On some occasions one has had the feeling that vital issues affecting the wellbeing of children were somewhat clouded and complicated by the sectional interests of existing groups and vested interests in the present arrangements. This has certainly not happened to-day, and it is also very pleasing that every noble Lord who has spoken in the debate has remained to the end. Surely, my Lords, this question may be judged, indeed has been judged in the debate, from one standpoint alone. These are our children, they are the community's children, they are not "other people's children". I join with the right reverend Prelate the Bishop of Leicester in saying that our thinking, surely, must be determined—


My Lords, if the noble Baroness will forgive me for interrupting, surely she will not dispute that at present they are other people's children.


But, my Lords, I do not want them to be. What I was really trying to say was that the criteria by which we decide on their best interests should be the same criteria, as the right reverend Prelate properly said, as we use for our own children, and this I think has gone throughout the whole of the debate.

My Lords, whatever differences there may be between us on matters of detail, and matters of drafting and phrasing, which I am sure we can argue out in your Lordships' usual amicable and friendly way during the later stages of this Bill, I know that my noble friend Lord Stonham, on behalf of the Home Office, and I, for my part, find it most encouraging that such a forward-looking measure, based on the simple principles that prevention is better than cure and that constructive treatment along educational and social lines is more worth while than repression, has received such a widespread and generous welcome in your Lordships' House. The noble Lord, Lord Stonham, and I are grateful for all the support we have received, and I particularly for the way your Lordships have remained in the Chamber. I commend this Bill to the House and look forward to its Committee stage.

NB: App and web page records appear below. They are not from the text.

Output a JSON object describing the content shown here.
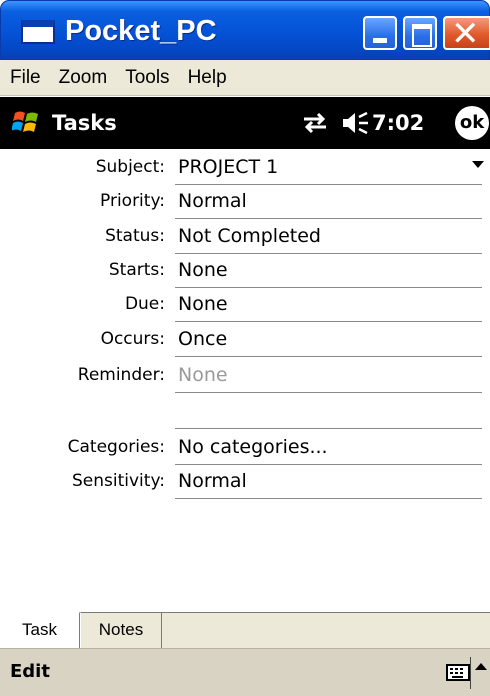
{
  "window": {
    "title": "Pocket_PC"
  },
  "menu": {
    "items": [
      "File",
      "Zoom",
      "Tools",
      "Help"
    ]
  },
  "navbar": {
    "app_title": "Tasks",
    "time": "7:02",
    "ok_label": "ok"
  },
  "form": {
    "fields": [
      {
        "label": "Subject:",
        "value": "PROJECT 1"
      },
      {
        "label": "Priority:",
        "value": "Normal"
      },
      {
        "label": "Status:",
        "value": "Not Completed"
      },
      {
        "label": "Starts:",
        "value": "None"
      },
      {
        "label": "Due:",
        "value": "None"
      },
      {
        "label": "Occurs:",
        "value": "Once"
      },
      {
        "label": "Reminder:",
        "value": "None"
      },
      {
        "label": "",
        "value": ""
      },
      {
        "label": "Categories:",
        "value": "No categories..."
      },
      {
        "label": "Sensitivity:",
        "value": "Normal"
      }
    ]
  },
  "tabs": [
    "Task",
    "Notes"
  ],
  "bottom": {
    "menu_label": "Edit"
  },
  "icons": {
    "app": "window-icon",
    "start": "windows-flag-icon",
    "sync": "sync-arrows-icon",
    "volume": "speaker-icon",
    "keyboard": "keyboard-icon",
    "sip": "chevron-up-icon"
  },
  "colors": {
    "titlebar": "#0552d6",
    "close_button": "#e05a2b",
    "navbar": "#000000",
    "menubar": "#ece9d8"
  }
}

On Question, Bill read 2a and committed to a Committee of the Whole House.